I am not looking forward to machining a crank, have read so many horror stories.. from memory(dodgy) Steve Huck made about a dozen of them before he got a usable one!
Strangely, some people seem to be able to spit them out without drama :shrug:

Anyway.. sorry to Neil for going OT :P

rally
28-04-2012, 09:22 PM
Neil,

Not sure if your thread profile sketch is just illustrative or intended to be more accurate, but I can see how you would potentially have a lot of problems with those threads, tearing during the turning process would be assured and problems with galling and interference in use !

The internal and external thread profiles actually need to have different clearances, and hence the thread profiles (in a perfect world !) would be different, but as a minimum the crest and root of the thread profile are flat or curved but never pointed.

Check out the drawing here for better detail.

They have shaded the male and female sections showing the profiles and how they mate together against the line drawings of the thread profile.

So the outside diameter of the male threaded part(eg bolt) would be smaller than the notional metric size (eg M12 bolt diameter is less than 12mm)
Likewise the inside diameter of the female threaded part (eg nut) would be larger than the notional metric size (eg M12 nut internal diameter is greater than 12mm)

There are simple tables in all the machining handbooks and elsewhere that you can use to get all the correct dimensions for the starting diameters and depths of cut.
Thread cutting can be a bit of an art form and to accurately cut them you ideally need specialised metrology equipment - thread micrometers, shadow graphs if you are grinding your own tools !

Cheers

Rally

Auster1b
28-04-2012, 10:07 PM
Rally, yes it was just a quick and dirty sketch to indicate the general techniques.

If I am in a hurry, I will often start a thread (both internal or external) in the lathe for a few passes, the run a tap or die to get the more correct thread form.
This also helps me keep the tap or die cutting straight and true.
I have also made a few form tools for acme (square) or for very fine threads to get a better root radius.
The crown I finish to dimension, then wet and dry to finish the edges and relieve the fit.

There are some projects I would love to tackle;
A tool and cutter grinder, so I do not have grind off hand.
A miniature Aero engine:
The inverted 4 cylinder Gypsy Major as in our Auster and eventually a radial 7 or 9 cylinder.

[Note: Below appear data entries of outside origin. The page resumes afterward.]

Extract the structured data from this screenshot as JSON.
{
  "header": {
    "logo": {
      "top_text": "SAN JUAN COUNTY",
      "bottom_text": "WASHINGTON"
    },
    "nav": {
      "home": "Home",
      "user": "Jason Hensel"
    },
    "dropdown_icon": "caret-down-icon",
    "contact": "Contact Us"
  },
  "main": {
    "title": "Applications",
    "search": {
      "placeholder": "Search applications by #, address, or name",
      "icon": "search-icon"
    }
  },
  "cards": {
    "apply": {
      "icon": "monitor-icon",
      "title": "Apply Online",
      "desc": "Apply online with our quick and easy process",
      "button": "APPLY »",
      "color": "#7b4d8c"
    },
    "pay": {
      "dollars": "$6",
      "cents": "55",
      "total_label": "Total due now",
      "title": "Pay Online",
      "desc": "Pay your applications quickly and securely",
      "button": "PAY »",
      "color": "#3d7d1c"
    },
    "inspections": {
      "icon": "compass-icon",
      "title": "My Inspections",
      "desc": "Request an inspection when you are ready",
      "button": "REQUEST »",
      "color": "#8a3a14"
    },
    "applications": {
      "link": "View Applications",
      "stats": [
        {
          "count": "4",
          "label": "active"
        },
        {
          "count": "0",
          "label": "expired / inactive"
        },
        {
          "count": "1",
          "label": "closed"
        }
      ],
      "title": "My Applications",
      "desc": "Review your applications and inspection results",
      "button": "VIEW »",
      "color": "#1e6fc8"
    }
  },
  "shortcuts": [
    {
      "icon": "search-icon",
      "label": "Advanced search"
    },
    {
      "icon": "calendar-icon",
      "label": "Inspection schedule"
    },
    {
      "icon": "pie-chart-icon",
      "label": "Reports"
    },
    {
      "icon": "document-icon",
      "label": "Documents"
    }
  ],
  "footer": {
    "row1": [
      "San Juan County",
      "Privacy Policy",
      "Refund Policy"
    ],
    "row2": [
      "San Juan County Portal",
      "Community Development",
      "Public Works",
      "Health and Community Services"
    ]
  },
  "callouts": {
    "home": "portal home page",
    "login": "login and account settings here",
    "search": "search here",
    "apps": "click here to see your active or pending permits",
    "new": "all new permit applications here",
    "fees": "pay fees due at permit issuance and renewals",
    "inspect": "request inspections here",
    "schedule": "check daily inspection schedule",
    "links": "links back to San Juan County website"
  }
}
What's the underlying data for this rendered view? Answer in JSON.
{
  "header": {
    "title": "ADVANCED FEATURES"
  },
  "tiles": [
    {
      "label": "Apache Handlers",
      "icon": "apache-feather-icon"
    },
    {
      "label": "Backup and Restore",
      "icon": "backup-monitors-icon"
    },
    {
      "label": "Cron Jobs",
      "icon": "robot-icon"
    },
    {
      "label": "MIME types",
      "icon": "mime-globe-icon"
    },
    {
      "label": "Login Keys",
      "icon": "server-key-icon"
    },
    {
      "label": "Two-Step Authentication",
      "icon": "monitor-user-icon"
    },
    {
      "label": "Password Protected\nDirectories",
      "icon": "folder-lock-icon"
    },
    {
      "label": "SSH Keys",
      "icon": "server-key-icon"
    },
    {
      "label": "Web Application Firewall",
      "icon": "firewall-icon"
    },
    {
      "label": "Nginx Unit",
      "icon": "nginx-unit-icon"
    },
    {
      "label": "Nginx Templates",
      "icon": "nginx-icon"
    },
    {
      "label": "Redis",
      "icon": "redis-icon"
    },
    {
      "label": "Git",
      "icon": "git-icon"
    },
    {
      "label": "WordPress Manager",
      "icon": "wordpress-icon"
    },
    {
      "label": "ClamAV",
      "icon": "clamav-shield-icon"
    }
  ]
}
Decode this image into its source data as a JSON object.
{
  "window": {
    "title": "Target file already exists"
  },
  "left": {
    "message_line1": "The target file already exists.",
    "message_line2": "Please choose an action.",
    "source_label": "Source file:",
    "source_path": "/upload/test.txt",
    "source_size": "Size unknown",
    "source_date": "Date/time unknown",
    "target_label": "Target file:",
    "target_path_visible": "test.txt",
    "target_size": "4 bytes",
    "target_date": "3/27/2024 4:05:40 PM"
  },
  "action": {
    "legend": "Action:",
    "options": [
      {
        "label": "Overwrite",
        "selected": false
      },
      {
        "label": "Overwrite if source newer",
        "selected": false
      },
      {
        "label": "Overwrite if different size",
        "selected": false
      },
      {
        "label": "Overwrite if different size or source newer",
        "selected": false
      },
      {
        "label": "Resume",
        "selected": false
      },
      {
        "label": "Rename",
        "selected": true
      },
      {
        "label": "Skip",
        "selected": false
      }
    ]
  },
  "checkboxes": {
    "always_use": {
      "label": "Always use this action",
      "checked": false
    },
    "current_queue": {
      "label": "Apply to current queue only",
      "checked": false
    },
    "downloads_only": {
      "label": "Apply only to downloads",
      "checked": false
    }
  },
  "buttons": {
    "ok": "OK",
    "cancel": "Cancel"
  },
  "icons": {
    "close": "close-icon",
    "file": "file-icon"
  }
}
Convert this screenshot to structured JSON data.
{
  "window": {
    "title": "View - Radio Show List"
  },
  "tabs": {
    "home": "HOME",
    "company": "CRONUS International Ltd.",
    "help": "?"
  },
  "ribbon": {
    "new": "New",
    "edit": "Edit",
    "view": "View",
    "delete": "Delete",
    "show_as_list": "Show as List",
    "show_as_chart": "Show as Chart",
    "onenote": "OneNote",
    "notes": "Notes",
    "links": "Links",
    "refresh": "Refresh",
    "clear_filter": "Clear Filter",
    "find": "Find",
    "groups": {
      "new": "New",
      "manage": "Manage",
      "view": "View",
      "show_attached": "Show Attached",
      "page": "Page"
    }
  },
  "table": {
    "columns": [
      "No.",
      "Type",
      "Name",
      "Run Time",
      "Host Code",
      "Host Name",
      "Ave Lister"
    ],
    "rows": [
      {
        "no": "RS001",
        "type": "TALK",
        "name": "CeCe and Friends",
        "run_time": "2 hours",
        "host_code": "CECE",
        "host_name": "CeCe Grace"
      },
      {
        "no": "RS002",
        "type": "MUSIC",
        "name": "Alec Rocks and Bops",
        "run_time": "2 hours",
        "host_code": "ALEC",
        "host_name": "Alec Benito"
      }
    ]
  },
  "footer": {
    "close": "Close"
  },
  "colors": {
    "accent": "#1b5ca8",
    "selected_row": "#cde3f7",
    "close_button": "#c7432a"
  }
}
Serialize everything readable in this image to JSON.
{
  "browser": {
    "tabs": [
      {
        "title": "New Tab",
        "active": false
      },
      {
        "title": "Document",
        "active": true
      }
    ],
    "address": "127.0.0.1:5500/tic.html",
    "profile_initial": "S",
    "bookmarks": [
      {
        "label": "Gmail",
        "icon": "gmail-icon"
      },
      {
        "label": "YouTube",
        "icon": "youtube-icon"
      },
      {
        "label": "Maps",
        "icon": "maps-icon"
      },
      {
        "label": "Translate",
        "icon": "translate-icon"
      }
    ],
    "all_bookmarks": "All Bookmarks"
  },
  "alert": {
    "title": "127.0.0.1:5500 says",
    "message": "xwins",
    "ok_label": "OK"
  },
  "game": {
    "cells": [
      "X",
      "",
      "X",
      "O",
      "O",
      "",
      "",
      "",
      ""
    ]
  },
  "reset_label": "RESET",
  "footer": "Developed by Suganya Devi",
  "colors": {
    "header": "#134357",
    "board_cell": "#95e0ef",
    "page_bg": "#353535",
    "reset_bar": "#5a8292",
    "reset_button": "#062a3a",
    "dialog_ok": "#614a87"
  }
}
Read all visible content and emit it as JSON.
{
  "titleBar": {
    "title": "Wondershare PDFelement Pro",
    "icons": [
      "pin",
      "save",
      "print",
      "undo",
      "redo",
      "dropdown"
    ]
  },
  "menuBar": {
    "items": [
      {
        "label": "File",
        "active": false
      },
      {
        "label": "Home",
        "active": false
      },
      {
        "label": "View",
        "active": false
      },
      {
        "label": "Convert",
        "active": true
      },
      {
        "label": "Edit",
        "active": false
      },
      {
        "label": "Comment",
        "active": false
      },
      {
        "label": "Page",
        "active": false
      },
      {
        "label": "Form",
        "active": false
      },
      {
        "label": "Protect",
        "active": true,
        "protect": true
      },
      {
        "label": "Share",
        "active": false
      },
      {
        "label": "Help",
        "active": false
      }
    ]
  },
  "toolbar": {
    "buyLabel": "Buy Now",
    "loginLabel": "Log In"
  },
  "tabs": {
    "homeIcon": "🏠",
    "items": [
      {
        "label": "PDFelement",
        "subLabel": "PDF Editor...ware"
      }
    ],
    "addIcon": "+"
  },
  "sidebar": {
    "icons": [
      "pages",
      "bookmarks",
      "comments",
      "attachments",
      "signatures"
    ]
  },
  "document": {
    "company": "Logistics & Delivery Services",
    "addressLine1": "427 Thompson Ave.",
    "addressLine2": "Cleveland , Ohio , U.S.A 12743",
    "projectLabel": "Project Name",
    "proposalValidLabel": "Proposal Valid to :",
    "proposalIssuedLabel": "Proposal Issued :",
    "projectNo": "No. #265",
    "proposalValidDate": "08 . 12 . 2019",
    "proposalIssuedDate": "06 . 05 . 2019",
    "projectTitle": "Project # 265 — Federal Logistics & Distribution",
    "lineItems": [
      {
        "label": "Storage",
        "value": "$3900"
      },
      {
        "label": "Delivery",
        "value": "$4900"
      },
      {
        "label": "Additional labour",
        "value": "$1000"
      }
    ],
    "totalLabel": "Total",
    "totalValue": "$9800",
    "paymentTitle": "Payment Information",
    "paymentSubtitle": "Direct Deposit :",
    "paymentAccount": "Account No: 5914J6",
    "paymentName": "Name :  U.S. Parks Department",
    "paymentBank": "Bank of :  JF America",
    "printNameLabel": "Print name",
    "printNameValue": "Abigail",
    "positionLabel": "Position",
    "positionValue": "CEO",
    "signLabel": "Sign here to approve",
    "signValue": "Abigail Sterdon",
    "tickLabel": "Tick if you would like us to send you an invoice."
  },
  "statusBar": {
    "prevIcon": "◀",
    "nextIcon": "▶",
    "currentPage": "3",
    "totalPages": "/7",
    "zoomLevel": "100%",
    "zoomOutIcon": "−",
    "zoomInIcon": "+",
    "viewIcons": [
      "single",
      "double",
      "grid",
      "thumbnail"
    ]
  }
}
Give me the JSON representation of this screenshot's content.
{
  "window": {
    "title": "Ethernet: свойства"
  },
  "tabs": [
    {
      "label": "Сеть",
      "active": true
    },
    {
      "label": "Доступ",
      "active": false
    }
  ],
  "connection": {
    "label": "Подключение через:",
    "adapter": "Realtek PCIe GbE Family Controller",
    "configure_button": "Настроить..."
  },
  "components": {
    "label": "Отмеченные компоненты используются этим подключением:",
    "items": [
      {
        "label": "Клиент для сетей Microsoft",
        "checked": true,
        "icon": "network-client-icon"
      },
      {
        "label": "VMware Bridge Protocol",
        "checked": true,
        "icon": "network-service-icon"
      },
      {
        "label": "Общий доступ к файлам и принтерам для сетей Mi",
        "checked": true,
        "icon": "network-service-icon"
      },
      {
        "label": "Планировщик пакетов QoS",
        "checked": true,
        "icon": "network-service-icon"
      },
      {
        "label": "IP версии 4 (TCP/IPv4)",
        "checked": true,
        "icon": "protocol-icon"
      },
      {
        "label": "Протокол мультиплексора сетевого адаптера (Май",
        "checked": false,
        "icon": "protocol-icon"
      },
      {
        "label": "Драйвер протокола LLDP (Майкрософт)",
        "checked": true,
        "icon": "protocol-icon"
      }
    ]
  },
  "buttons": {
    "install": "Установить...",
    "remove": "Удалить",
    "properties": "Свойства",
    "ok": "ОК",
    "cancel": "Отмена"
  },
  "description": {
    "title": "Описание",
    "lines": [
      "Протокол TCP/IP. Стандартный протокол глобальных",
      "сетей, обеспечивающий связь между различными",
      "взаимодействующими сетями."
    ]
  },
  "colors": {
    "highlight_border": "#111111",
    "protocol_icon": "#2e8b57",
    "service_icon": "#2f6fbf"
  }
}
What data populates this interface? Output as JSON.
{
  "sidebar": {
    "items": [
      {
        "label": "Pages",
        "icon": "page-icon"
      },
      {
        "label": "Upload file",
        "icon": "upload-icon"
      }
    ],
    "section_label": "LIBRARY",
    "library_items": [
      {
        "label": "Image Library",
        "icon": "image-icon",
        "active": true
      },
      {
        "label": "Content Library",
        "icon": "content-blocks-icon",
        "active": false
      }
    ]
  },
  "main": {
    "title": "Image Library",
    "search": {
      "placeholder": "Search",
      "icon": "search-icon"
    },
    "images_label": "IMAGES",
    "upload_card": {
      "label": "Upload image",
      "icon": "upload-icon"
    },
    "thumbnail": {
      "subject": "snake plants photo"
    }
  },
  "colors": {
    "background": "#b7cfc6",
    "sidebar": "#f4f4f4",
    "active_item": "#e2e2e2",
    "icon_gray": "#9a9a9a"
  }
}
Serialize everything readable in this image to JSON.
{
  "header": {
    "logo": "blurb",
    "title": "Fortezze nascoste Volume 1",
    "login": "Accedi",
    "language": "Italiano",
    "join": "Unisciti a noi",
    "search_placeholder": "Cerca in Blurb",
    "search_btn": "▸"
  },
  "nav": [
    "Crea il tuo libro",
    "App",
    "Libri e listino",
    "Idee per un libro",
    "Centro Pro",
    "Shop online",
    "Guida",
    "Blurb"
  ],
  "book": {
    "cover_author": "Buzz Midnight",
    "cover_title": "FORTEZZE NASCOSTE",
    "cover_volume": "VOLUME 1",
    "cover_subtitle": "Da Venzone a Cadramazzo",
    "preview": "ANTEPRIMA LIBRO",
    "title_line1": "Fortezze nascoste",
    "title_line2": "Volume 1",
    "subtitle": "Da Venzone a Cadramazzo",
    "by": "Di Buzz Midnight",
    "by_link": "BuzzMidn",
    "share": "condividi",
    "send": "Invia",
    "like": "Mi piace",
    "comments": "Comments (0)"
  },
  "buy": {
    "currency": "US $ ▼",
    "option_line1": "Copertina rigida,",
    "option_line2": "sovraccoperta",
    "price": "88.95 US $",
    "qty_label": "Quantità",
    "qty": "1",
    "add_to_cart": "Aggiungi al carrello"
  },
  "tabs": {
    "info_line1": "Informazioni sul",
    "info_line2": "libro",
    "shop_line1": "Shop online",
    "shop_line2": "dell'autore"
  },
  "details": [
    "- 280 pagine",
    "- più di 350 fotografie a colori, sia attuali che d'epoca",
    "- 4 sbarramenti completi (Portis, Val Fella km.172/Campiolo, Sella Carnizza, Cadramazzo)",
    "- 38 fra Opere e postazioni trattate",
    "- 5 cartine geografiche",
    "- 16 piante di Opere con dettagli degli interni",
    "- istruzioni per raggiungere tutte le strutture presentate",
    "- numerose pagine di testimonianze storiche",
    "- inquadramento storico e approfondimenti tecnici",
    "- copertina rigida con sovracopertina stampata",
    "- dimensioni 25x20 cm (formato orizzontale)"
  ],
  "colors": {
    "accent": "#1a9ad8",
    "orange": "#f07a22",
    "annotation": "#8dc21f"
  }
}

As I said, I envy your dedication as I can see the work involved.
Lots of swarf though :D.
Have you seen this Aussie site about miniature IC engines:
http://modelenginenews.org/

Neil

marki
29-04-2012, 12:11 AM
Neil I cheated on the tool grinder :D. I thought about buying the warden kit fron the UK but bought the commercial version from Hare and Forbes (below) instead. Its a little ripper when it comes to sharpening drills, slot drills, end mills both 2 and 4 flute and shaping cutting tools in cobalt steel for the lathe. Will even do carbide tips. I have that website in my favourites but you have reminded me of it. You are right about swarf tonnes of the stuff when machining from solid, still the worst thing is getting the cam and crank journals to align to specs so the cam gears have the correct clearances. At least a good quality DRO is needed to even get close, oh and a very precise tool makers vice doesn't go astray either. Just couldn't do it without them and the tolerences on this motor are tight. Biggest problem is the miniscule size of most the components, I have to work with a watchmakers magnifying mask just to see what is going on :P. Next one will be a lot bigger.

Cheers

Mark